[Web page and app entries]
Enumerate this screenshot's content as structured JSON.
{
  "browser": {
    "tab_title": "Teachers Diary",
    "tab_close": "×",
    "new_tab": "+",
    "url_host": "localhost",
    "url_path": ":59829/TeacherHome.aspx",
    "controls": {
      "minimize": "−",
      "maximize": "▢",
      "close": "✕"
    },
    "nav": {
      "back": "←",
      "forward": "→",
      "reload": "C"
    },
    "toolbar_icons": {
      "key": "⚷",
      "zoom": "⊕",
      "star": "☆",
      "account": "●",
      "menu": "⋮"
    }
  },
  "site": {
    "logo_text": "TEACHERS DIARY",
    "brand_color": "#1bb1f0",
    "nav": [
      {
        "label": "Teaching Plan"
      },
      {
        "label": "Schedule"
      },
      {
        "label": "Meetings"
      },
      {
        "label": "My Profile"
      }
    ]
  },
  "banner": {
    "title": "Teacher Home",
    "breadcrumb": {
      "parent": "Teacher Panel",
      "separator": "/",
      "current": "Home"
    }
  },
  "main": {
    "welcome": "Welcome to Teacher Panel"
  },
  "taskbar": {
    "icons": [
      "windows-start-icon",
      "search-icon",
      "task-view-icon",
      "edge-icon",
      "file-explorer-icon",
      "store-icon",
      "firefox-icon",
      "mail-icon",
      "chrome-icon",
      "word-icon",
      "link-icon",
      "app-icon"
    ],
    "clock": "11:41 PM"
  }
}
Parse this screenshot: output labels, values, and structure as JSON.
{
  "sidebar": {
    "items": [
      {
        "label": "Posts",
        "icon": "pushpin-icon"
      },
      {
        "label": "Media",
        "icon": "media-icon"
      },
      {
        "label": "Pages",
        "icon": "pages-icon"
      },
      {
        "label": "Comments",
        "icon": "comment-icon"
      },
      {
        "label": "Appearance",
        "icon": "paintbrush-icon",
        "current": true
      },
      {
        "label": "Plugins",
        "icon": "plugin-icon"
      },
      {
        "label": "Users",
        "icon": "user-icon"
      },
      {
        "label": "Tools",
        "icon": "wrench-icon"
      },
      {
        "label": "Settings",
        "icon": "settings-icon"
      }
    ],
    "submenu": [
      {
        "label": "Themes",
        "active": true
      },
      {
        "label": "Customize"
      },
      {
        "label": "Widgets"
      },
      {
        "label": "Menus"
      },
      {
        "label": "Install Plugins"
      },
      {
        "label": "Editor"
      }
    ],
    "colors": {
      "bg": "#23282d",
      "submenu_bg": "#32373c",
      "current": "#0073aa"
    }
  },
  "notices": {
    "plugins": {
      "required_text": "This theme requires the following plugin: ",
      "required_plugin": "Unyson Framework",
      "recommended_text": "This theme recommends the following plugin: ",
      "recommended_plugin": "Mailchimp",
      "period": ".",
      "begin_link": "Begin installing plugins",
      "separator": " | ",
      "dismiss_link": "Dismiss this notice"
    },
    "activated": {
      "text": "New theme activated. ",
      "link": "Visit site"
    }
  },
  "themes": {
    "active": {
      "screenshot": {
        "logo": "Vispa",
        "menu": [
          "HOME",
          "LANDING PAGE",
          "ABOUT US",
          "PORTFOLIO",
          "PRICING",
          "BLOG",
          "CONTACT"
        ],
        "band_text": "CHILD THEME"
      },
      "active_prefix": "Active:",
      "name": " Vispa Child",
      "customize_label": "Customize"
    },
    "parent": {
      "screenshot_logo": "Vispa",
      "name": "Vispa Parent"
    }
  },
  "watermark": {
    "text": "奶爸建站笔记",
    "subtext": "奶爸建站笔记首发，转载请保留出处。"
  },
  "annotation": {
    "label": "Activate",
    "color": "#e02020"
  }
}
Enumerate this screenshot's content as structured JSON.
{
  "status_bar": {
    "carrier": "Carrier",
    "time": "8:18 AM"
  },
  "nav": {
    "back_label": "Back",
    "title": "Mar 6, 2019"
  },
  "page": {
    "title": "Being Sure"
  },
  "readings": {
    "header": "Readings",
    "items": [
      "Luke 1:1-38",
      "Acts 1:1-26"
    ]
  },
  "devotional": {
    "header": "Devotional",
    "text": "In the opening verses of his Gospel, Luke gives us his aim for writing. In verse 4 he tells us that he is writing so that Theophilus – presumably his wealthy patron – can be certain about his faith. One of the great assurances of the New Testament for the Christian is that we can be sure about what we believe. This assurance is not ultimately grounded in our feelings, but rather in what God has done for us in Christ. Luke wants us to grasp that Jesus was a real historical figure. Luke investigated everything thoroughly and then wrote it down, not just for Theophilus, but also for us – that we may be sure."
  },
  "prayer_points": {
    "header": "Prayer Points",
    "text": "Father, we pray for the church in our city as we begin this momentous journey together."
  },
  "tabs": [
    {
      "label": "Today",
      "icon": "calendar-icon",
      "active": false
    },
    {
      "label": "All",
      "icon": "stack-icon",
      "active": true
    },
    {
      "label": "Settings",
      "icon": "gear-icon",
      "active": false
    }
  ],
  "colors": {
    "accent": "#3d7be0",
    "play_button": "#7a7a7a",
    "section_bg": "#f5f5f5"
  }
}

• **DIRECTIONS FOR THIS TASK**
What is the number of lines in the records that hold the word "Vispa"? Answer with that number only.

• **RESULT**
4